Mentoring in the Sciences

A Brief Overview of Mentorship

Mentoring is an integral part of careers in the sciences. According to the National Academies of Sciences, mentorship is “a professional, working alliance in which individuals work together over time to support the personal and professional growth, development, and success of the relational partners through the provision of career and psychosocial support.”

Mentorship is based on the belief that one person, or a group of persons, can create a positive difference in the lives of others. In scientific environments, mentorship often takes the form of faculty mentoring graduate or post-doctoral trainees, established faculty mentoring early career faculty, or post-doctoral trainees mentoring graduate trainees.

Mentoring relationships can be formally developed through programs and networks, or informal discussion between those seeking new skills or career development and those willing to provide training or helpful viewpoints, advice, and/or networking to support that growth.

What is a Mentor?

A mentor is a trusted advisor or guide. A mentor can lead, inspire and motivate their mentee by expanding the mentee’s awareness, insight, and perspective. Often, a mentor is someone more experienced in a particular career, within an organization or institute, and/or with a given skillset who is willing to work with a mentee on their career needs. This is typically done without any specific gain for the mentor aside from the desire to, and satisfaction from, offering help and support.

Types of Mentoring Relationships

Mentoring relationships can occur in formal, structured, and intentional settings or as informal, organically developed relationships that mentees develop with more experienced individuals with whom they have regular contact (Inzer and Crawford, 2005). Mentoring relationships can include:

  • A single mentor working with a single mentee in a classic dyadic relationship
  • A group of mentors sharing their collective wisdom with one mentee
  • One mentor working with multiple mentees
  • Peer and near-peer mentoring structures
  • Online peer communities
  • Programmatic mentoring
  • Mentoring experiences delivered through carefully constructed short-term seminars, workshops, or presentations.
Examples of Mentorship Structures Graphic showing the different mentorship structures: Dyad, Triad, Collective or Group, and Network.
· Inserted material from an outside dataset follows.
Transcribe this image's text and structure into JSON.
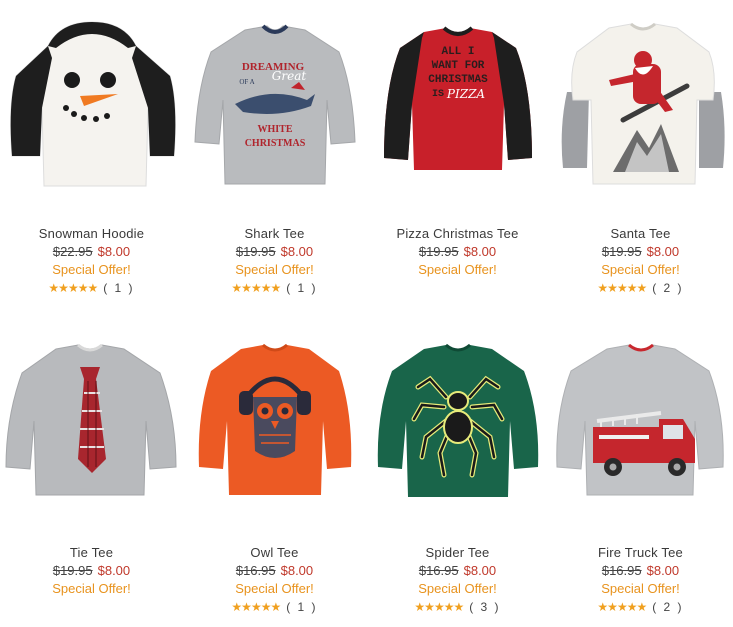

Dyad shows a one mentor and one mentee connection. Triad shows two mentors and one mentee connection, also one mentor and two mentees connection. Collective or Group shows a mentor to mentor connection with a multiple mentee connection that attaches to the mentors. Network shows the mentee connected to multiple mentors, mentor nodes, and resource nodes.
* Material in this section and figure adapted from: The Science of Effective Mentorship in STEMM